Anxiety and poor stress management are common concerns in clinical samples of children with autism spectrum disorders (ASD). Anxiety may worsen during adolescence, as young people face an increasingly complex social milieu and often become more aware of their differences and interpersonal difficulties. This review summarizes the state of research on the prevalence, phenomenology, and treatment of anxiety in youth with autism and related conditions such as Asperger’s disorder. Using search words autism, asperger(s), or pervasive developmental disorder and anxiety or anxious to find reports published between 1990 and 2008, this review identified 40 papers. The results of the review suggest that anxiety, whether measured categorically or dimensionally, is indeed common in children and adolescents with autism spectrum disorders and may be a source of additional morbidity. The assessment of anxiety disorders in ASD should be conducted using multiple informants and modalities, as children with ASD often do not display age-typical symptoms of anxiety. To date, relatively few controlled intervention studies using well-characterized samples have been conducted despite preliminary evidence for efficacy of select pharmacological and psychosocial approaches.

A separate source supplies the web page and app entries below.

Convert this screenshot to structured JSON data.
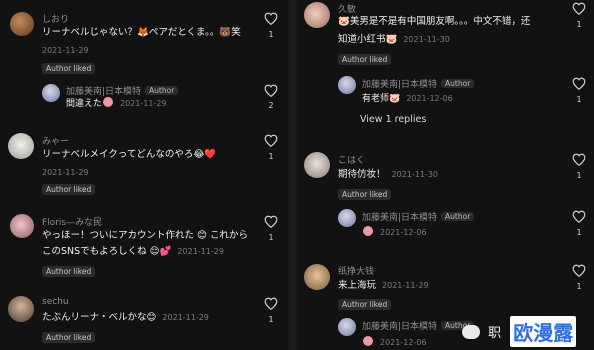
{
  "author_chip": "Author",
  "author_liked": "Author liked",
  "left": {
    "comments": [
      {
        "name": "しおり",
        "text": "リーナベルじゃない？🦊ペアだとくま。。🐻",
        "text_tail": "笑",
        "date": "2021-11-29",
        "likes": "1"
      },
      {
        "name": "加藤美南|日本模特",
        "text": "間違えた",
        "date": "2021-11-29",
        "likes": "2"
      },
      {
        "name": "みゃー",
        "text": "リーナベルメイクってどんなのやろ😂❤️",
        "date": "2021-11-29",
        "likes": "1"
      },
      {
        "name": "Floris—みな民",
        "text": "やっほー！ついにアカウント作れた 😊 これから",
        "text2": "このSNSでもよろしくね 😌💕",
        "date": "2021-11-29",
        "likes": "1"
      },
      {
        "name": "sechu",
        "text": "たぶんリーナ・ベルかな😊",
        "date": "2021-11-29",
        "likes": "1"
      }
    ]
  },
  "right": {
    "comments": [
      {
        "name": "久敏",
        "text": "🐷美男是不是有中国朋友啊。。。中文不错，还",
        "text2": "知道小红书🐷",
        "date": "2021-11-30",
        "likes": "1"
      },
      {
        "name": "加藤美南|日本模特",
        "text": "有老师🐷",
        "date": "2021-12-06",
        "likes": "1"
      },
      {
        "name": "こはく",
        "text": "期待仿妆！",
        "date": "2021-11-30",
        "likes": "1"
      },
      {
        "name": "加藤美南|日本模特",
        "text": "",
        "date": "2021-12-06",
        "likes": "1"
      },
      {
        "name": "纸挣大钱",
        "text": "来上海玩",
        "date": "2021-11-29",
        "likes": "1"
      },
      {
        "name": "加藤美南|日本模特",
        "text": "",
        "date": "2021-12-06",
        "likes": ""
      }
    ],
    "view_replies": "View 1 replies"
  },
  "watermark": {
    "label": "职",
    "brand": "欧漫露"
  },
  "colors": {
    "bg": "#121212",
    "chip": "#2b2b2b",
    "muted": "#8e8e8e"
  }
}
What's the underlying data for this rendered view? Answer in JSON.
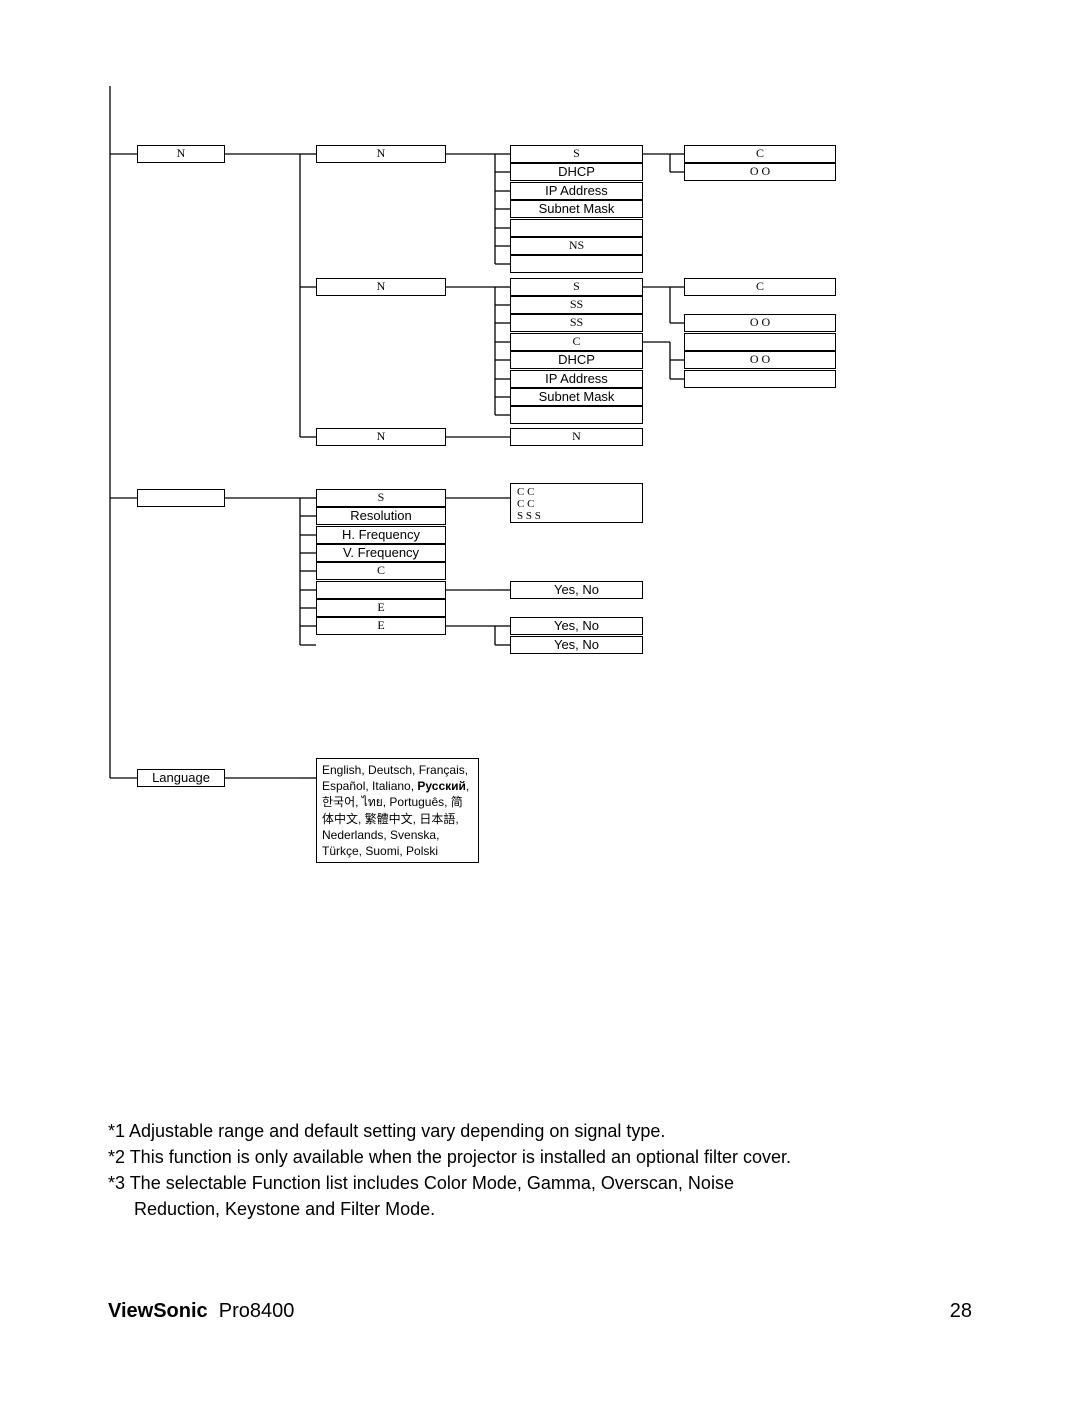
{
  "col1": {
    "n1": "N",
    "empty": "",
    "language": "Language"
  },
  "col2": {
    "n1": "N",
    "n2": "N",
    "n3": "N",
    "s": "S",
    "resolution": "Resolution",
    "hfreq": "H. Frequency",
    "vfreq": "V. Frequency",
    "c": "C",
    "empty1": "",
    "e1": "E",
    "e2": "E"
  },
  "col3": {
    "s1": "S",
    "dhcp": "DHCP",
    "ip": "IP Address",
    "subnet": "Subnet Mask",
    "empty1": "",
    "ns": "NS",
    "empty2": "",
    "s2": "S",
    "ss1": "SS",
    "ss2": "SS",
    "c": "C",
    "dhcp2": "DHCP",
    "ip2": "IP Address",
    "subnet2": "Subnet Mask",
    "empty3": "",
    "n": "N",
    "cc1": "C  C",
    "cc2": "C C",
    "sss": "S S  S",
    "yn1": "Yes, No",
    "yn2": "Yes, No",
    "yn3": "Yes, No"
  },
  "col4": {
    "c1": "C",
    "oo1": "O O",
    "c2": "C",
    "oo2": "O O",
    "empty": "",
    "oo3": "O O"
  },
  "languages": "English, Deutsch, Français, Español, Italiano, <b>Русский</b>, 한국어, ไทย, Português, 简体中文, 繁體中文, 日本語, Nederlands, Svenska, Türkçe, Suomi, Polski",
  "footnotes": {
    "n1": "*1 Adjustable range and default setting vary depending on signal type.",
    "n2": "*2 This function is only available when the projector is installed an optional filter cover.",
    "n3a": "*3 The selectable Function list includes Color Mode, Gamma, Overscan, Noise",
    "n3b": "Reduction, Keystone and Filter Mode."
  },
  "footer": {
    "brand": "ViewSonic",
    "model": "Pro8400",
    "page": "28"
  }
}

Recommendations for future applied research are presented and clinical implications are explored.
Autism; Asperger’s Disorder; anxiety
The aims of this article are twofold: (a) to offer a set of recommended measures that can be used for evaluating the efficacy of interventions that target spoken language acquisition as part of treatment research studies or for use in applied settings and (b) to propose and define a common terminology for describing levels of spoken language ability in the expressive modality and to set benchmarks for determining a child’s language level in order to establish a framework for comparing outcomes across intervention studies.
The National Institute on Deafness and Other Communication Disorders assembled a group of researchers with interests and experience in the study of language development and disorders in young children with autism spectrum disorders. The group worked for 18 months through a series of conference calls and correspondence, culminating in a meeting held in December 2007 to achieve consensus on these aims.
The authors recommend moving away from using the term functional speech, replacing it with a developmental framework. Rather, they recommend multiple sources of information to define language phases, including natural language samples, parent report, and standardized measures. They also provide guidelines and objective criteria for defining children’s spoken language expression in three major phases that correspond to developmental levels between 12 and 48 months of age.
autism; autism spectrum disorders; language acquisition
The nosology of autism spectrum disorders (ASD) is at a critical point in history as the field seeks to better define dimensions of social-communication deficits and restricted/repetitive behaviors on an individual level for both clinical and neurobiological purposes. These different dimensions also suggest an increasing need for quantitative measures that accurately map their differences, independent of developmental factors such as age, language level and IQ.
Psychometric measures, clinical observation as well as genetic, neurobiological and physiological research from toddlers, children and adults with ASD are reviewed.
The question of how to conceptualize ASDs along dimensions versus categories is discussed within the nosology of autism and the proposed changes to the DSM-5 and ICD-11. Differences across development are incorporated into the new classification frameworks.
It is crucial to balance the needs of clinical practice in ASD diagnostic systems, with neurobiologically based theories that address the associations between social-communication and restricted/repetitive dimensions in individuals. Clarifying terminology, improving description of the core features of ASD and other dimensions that interact with them and providing more valid and reliable ways to quantify them, both for research and clinical purposes, will move forward both practice and science.
Autism Spectrum Disorders; dimensions; classification; diagnosis; DSM-IV; DSM-5; development